11 January - 9 February 2013

Flowers Gallery
21 Cork Street
London
W1S 3LZ
flowersgallery.com

'Revealed yet concealed. Shameless yet shameful. Ease with unease. Beauty and destruction. These paradoxes are displayed in all my work; an inquiry into what it feels like to be human.' Nadav Kander

Coated in white marble dust and set against the void of the photographer’s studio, the subjects of Nadav Kander’s BODIES. 6 Women, 1 Man serve as monumental studies of the human condition.
Far from the airbrushed perfection that permeates images of nudity in popular culture, Nadav Kander presents us with honest photographs of the human form. The ‘bodies’ featured reference the forms of the classical and renaissance past, whilst modernising the genre of the nude to act as a tool for philosophical investigation. Faces turned from the viewer, but bodies offered completely, the forms invite the meditation and self-reflection customarily associated with religious iconography and tomb sculpture.

Kander has cited Elizabethan notions of purity as an influence for his bleached treatment of the auburn haired bodies. The subjects are placed awkwardly, contorted and twisted or bowed reverently. In Audrey with Toes and Wrist Bent (2011) the form reclines, her toes and fingers curled uncomfortably from limbs. Flaws laid bare, the figure is exposed and vulnerable to our gaze. It is this sense of vulnerability, and of humanity stripped of its defences that Kander investigates as a point of beauty.

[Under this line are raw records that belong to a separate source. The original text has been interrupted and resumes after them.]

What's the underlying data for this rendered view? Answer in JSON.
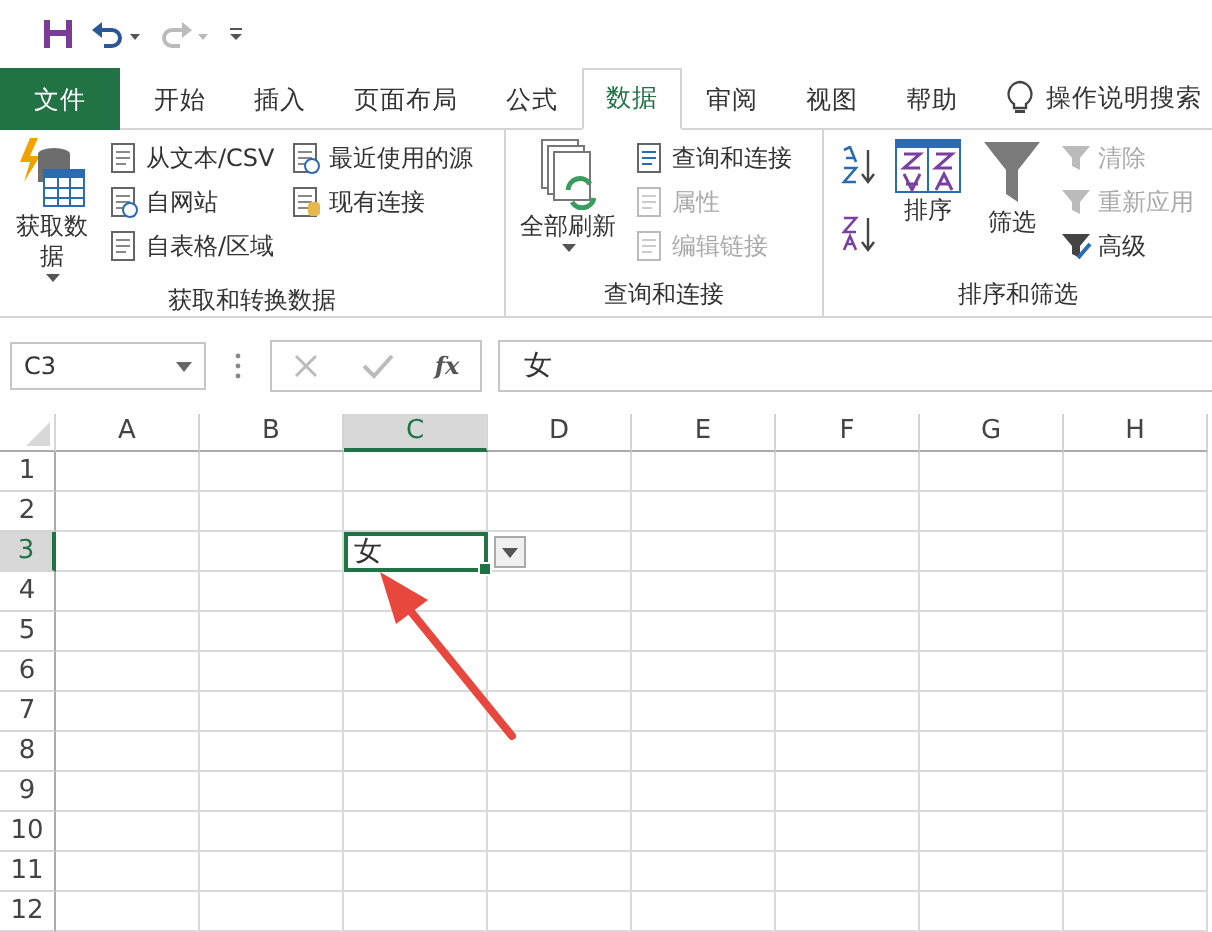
{
  "quick_access": {
    "redo_disabled": true
  },
  "tabs": [
    {
      "label": "文件",
      "kind": "file",
      "selected": false
    },
    {
      "label": "开始",
      "kind": "tab",
      "selected": false
    },
    {
      "label": "插入",
      "kind": "tab",
      "selected": false
    },
    {
      "label": "页面布局",
      "kind": "tab",
      "selected": false
    },
    {
      "label": "公式",
      "kind": "tab",
      "selected": false
    },
    {
      "label": "数据",
      "kind": "tab",
      "selected": true
    },
    {
      "label": "审阅",
      "kind": "tab",
      "selected": false
    },
    {
      "label": "视图",
      "kind": "tab",
      "selected": false
    },
    {
      "label": "帮助",
      "kind": "tab",
      "selected": false
    }
  ],
  "tell_me": {
    "label": "操作说明搜索"
  },
  "ribbon_groups": [
    {
      "title": "获取和转换数据",
      "items": [
        {
          "kind": "large",
          "label": "获取数据",
          "dropdown": true
        },
        {
          "kind": "stack",
          "buttons": [
            {
              "label": "从文本/CSV",
              "disabled": false
            },
            {
              "label": "自网站",
              "disabled": false
            },
            {
              "label": "自表格/区域",
              "disabled": false
            }
          ]
        },
        {
          "kind": "stack",
          "buttons": [
            {
              "label": "最近使用的源",
              "disabled": false
            },
            {
              "label": "现有连接",
              "disabled": false
            }
          ]
        }
      ]
    },
    {
      "title": "查询和连接",
      "items": [
        {
          "kind": "large",
          "label": "全部刷新",
          "dropdown": true
        },
        {
          "kind": "stack",
          "buttons": [
            {
              "label": "查询和连接",
              "disabled": false
            },
            {
              "label": "属性",
              "disabled": true
            },
            {
              "label": "编辑链接",
              "disabled": true
            }
          ]
        }
      ]
    },
    {
      "title": "排序和筛选",
      "items": [
        {
          "kind": "sort_icons"
        },
        {
          "kind": "large",
          "label": "排序",
          "dropdown": false
        },
        {
          "kind": "large",
          "label": "筛选",
          "dropdown": false
        },
        {
          "kind": "stack",
          "buttons": [
            {
              "label": "清除",
              "disabled": true
            },
            {
              "label": "重新应用",
              "disabled": true
            },
            {
              "label": "高级",
              "disabled": false
            }
          ]
        }
      ]
    }
  ],
  "name_box": {
    "value": "C3"
  },
  "formula_bar": {
    "function_label": "fx",
    "value": "女"
  },
  "columns": [
    {
      "label": "A",
      "selected": false
    },
    {
      "label": "B",
      "selected": false
    },
    {
      "label": "C",
      "selected": true
    },
    {
      "label": "D",
      "selected": false
    },
    {
      "label": "E",
      "selected": false
    },
    {
      "label": "F",
      "selected": false
    },
    {
      "label": "G",
      "selected": false
    },
    {
      "label": "H",
      "selected": false
    }
  ],
  "rows": [
    {
      "label": "1",
      "selected": false,
      "cells": []
    },
    {
      "label": "2",
      "selected": false,
      "cells": []
    },
    {
      "label": "3",
      "selected": true,
      "cells": [
        null,
        null,
        "女"
      ],
      "dropdown": true
    },
    {
      "label": "4",
      "selected": false,
      "cells": []
    },
    {
      "label": "5",
      "selected": false,
      "cells": []
    },
    {
      "label": "6",
      "selected": false,
      "cells": []
    },
    {
      "label": "7",
      "selected": false,
      "cells": []
    },
    {
      "label": "8",
      "selected": false,
      "cells": []
    },
    {
      "label": "9",
      "selected": false,
      "cells": []
    },
    {
      "label": "10",
      "selected": false,
      "cells": []
    },
    {
      "label": "11",
      "selected": false,
      "cells": []
    },
    {
      "label": "12",
      "selected": false,
      "cells": []
    }
  ]
}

'Wherever I may be, my pictures seek to expose the shadow and vulnerability that exists in all of us, and it is this vulnerability that I find so beautiful.' Nadav Kander

BODIES. 6 Women, 1 Man develops the exploration of the human condition established by Kander in earlier work such as Yangtze - The Long River. Whether photographing the consequences of the incomprehensible development in modern-day China, or a white painted nude suspended against the darkness of his studio, his photographs are linked by their ‘compassionate ruthlessness’, and by the constant strive to explore the poeticism of life’s idiosyncrasies.